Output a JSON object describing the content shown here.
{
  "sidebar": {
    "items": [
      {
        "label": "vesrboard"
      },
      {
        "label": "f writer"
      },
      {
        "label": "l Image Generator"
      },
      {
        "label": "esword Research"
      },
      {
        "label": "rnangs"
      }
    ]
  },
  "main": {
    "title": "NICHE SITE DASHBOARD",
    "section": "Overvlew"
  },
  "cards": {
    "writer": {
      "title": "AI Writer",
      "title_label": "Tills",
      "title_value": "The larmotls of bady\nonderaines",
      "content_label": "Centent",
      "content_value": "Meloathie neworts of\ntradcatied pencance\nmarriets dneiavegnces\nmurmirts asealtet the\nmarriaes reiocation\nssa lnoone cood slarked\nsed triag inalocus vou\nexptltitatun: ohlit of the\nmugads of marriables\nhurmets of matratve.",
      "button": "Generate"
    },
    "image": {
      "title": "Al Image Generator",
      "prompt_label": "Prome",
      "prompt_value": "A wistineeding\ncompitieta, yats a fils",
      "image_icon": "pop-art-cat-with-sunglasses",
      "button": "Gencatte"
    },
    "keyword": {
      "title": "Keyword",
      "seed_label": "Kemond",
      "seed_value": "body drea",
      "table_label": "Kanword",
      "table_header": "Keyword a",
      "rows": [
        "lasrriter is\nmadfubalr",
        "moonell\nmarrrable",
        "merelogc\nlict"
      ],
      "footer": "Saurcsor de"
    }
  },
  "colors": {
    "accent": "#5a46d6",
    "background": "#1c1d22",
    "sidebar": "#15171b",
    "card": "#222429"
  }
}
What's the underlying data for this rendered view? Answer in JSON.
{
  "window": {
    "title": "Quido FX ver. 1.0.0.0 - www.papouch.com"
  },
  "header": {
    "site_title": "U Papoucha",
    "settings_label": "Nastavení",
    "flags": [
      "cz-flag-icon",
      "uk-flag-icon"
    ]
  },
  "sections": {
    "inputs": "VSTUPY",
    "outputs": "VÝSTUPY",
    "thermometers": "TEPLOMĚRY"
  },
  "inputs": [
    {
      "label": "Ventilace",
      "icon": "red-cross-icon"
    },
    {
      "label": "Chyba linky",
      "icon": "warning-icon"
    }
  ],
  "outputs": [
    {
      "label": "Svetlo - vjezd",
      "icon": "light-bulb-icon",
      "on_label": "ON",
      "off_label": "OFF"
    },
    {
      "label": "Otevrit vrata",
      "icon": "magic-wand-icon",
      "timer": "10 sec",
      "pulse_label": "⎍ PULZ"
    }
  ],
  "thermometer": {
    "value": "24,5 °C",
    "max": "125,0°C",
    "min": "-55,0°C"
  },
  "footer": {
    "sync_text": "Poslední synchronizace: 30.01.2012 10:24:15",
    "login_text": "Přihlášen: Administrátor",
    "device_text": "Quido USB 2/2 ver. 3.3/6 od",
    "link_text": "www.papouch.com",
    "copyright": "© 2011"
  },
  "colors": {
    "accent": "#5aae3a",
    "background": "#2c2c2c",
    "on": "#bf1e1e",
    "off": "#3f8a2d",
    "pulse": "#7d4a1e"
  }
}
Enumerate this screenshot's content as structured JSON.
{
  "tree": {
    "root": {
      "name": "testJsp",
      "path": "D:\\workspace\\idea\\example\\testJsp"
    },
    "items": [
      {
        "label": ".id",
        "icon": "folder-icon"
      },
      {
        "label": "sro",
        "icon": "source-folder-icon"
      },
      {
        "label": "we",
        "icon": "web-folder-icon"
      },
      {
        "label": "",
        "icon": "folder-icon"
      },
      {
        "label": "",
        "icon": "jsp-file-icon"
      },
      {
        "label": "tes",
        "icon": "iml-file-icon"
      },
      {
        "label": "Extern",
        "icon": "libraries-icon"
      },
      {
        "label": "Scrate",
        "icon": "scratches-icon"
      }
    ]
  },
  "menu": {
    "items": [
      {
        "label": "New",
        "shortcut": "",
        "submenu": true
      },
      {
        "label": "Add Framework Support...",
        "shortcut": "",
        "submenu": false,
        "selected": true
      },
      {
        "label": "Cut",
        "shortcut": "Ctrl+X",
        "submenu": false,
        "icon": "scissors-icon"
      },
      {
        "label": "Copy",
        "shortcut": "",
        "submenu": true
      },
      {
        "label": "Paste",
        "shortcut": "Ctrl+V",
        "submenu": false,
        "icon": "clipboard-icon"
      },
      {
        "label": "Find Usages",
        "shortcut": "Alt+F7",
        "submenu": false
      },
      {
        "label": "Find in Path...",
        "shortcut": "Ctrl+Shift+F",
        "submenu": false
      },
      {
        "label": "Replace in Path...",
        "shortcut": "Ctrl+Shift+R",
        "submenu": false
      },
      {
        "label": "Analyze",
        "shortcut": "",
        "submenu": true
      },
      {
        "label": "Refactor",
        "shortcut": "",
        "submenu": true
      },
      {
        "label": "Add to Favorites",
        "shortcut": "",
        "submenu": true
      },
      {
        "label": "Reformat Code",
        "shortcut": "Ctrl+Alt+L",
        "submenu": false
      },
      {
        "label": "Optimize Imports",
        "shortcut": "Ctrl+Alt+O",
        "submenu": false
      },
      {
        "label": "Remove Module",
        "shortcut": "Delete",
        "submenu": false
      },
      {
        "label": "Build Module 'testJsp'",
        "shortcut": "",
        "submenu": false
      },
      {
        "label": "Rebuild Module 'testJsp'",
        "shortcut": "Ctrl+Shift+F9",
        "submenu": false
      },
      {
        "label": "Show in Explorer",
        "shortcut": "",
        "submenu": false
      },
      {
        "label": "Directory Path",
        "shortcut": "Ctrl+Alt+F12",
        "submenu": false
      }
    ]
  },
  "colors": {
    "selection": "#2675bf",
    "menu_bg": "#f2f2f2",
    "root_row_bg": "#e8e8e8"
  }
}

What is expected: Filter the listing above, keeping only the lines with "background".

Final answer:
    "background": "#1c1d22",
    "background": "#2c2c2c",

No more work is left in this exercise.